GENEVA — Swiss police began an investigation Saturday into a fatal train accident in which a 64-year-old Japanese woman died and 40 others, mostly Japanese tourists, were injured, two of them critically.
The accident occurred Friday in the alpine canton of Valais in southern Switzerland.
In a statement released Saturday morning, the Valais police said 40 individuals, of whom 28 were Japanese, required treatment in Geneva, Lausanne and local hospitals.
In Japan, All Nippon Airways Co. said the woman, from Hyogo Prefecture, was the only fatality after the last three cars of the six-car Glacier Express sightseeing train derailed at 11:50 a.m. Friday. ANA said about 10 people suffered severe injuries.

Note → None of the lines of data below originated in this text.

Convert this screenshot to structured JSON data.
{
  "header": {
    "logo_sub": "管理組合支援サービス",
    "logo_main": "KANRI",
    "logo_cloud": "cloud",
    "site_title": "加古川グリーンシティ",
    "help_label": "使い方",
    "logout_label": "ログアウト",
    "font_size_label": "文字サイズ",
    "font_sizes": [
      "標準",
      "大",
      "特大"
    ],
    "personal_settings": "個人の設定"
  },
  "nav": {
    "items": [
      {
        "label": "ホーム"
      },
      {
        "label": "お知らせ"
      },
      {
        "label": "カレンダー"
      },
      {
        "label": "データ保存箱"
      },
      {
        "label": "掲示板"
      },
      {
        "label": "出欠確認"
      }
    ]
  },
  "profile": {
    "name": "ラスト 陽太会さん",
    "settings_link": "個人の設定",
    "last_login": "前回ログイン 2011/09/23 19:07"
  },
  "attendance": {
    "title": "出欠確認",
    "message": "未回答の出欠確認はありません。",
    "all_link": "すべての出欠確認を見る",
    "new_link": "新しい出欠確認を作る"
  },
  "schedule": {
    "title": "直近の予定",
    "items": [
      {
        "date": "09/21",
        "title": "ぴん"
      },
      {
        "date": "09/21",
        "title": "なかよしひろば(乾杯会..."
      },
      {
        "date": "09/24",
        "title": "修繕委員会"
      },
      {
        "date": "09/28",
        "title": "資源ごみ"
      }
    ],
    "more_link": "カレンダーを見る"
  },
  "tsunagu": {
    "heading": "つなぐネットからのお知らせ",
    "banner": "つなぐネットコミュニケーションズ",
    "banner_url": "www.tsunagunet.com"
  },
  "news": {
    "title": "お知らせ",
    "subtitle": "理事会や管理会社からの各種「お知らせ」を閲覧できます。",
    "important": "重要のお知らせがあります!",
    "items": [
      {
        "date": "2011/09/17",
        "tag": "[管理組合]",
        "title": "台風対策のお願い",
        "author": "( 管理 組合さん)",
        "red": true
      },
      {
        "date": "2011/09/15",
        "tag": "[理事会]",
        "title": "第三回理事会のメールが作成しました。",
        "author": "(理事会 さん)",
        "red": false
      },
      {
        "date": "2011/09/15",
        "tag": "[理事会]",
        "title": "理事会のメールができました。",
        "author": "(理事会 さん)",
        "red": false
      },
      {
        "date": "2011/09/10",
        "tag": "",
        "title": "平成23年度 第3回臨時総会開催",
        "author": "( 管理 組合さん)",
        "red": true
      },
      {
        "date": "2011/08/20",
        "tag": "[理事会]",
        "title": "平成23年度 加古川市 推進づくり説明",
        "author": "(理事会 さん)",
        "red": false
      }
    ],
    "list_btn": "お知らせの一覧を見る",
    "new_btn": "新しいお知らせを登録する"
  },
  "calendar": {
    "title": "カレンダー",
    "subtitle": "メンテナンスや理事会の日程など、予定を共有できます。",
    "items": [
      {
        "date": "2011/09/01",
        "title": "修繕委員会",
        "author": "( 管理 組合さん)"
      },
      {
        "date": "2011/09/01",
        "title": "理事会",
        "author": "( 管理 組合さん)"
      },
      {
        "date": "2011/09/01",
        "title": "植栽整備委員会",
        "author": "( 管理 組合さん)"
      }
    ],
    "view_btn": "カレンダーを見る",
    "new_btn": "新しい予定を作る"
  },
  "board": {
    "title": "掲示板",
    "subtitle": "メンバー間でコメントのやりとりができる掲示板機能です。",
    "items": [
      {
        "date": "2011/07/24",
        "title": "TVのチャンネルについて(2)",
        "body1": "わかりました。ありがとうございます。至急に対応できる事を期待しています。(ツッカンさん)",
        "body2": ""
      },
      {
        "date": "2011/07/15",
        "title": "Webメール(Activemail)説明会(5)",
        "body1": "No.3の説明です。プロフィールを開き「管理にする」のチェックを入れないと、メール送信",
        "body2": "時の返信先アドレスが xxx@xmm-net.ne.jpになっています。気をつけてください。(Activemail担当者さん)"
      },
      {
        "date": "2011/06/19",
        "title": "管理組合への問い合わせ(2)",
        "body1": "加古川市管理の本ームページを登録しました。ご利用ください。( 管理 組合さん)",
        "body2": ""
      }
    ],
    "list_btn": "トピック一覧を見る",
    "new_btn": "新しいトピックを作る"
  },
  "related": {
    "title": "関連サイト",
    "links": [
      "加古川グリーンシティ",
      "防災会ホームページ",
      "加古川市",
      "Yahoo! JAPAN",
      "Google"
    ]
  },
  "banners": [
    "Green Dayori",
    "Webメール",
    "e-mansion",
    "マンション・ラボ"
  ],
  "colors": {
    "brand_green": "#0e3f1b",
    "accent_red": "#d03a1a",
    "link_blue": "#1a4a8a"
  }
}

Rail accidents are rare in Switzerland. The Glacier Express — dubbed the “slowest express train in the world” — is known for its majestic mountain climbs and its average speed of 30 kph.
Valais authorities said two of the train cars drove off the tracks and a third tipped over, but the cause of the accident wasn’t immediately known. The derailment took place near the town of Fiesch and the mouth of the Aletsch glacier.
“For the time being there are no hypotheses” as to the cause of the accident, a police spokesperson said.
He said the cause was difficult to determine as the train derailed on a small incline during a light turn.
According to Japanese travel companies, at least 77 Japanese were taking tours on the train. Two women from Kanagawa and Chiba prefectures, ages 71 and 62, were in critical condition and remained unconscious.
ANA said the 64-year-old woman was among 14 tourists and one guide on an eight-day tour of Switzerland arranged by ANA Sales Co.
It added that family members of the victims are set to leave for Switzerland.
Also in Japan, tour operator JTB Corp. said 22 people on one of its tours were in the accident. Seventeen were transported to hospitals and 12 required hospitalization.
The tourists on both the ANA and the JTB tours were mostly age 50 or older. ANA said local staffers and a London-based employee were heading to the accident site, and that it was making arrangements to dispatch staffers from Tokyo if needed.
“It’s extremely regrettable that such an accident occurred and we would like to express our condolences” to the victim and her family, ANA Sales President Osamu Asakawa said Saturday in a news conference in Tokyo.
Hankyu Travel International Co. said 40 people on its tour were on the derailed train and one of them suffered an injury to his head while the others, who were not on any of the derailed cars, were left unhurt.
At least 150 people were involved in the rescue operation, a police spokesman said.
Local media in Switzerland pointed to the possibility that the rails might have been distorted by a sudden temperature change, saying the weather cooled down abruptly during the past several days following a hot spell. The Tribune de Geneve said in its online edition that a number of passengers rushed to one side of the train trying to take landscape pictures just prior to the derailment.
Rail traffic remained closed near the accident site Friday evening and local police were investigating.
The 80-year-old Glacier Express runs several times a day all year round, carrying some 250,000 passengers a year.
The 7 1/2-hour journey of the Glacier Express, in cars with specially fitted large windows, begins in Zermatt and crosses the Swiss Alps to St. Moritz.
In a statement, Matterhorn Gotthard Bahn, the company that runs the train line, expressed its condolences to the families.
Thomas Werlen, head of corporate communications, said that there had been some work in June on the tracks “around” where the accident occurred, but the company was still unsure whether it was at the same place. Werlen said the accident was the worst in the history of the company, which started business in 1930.
The accident was the country’s worst rail mishap since 2006, when three men died after a runaway train traveled for several kilometers without brakes before crashing into another train.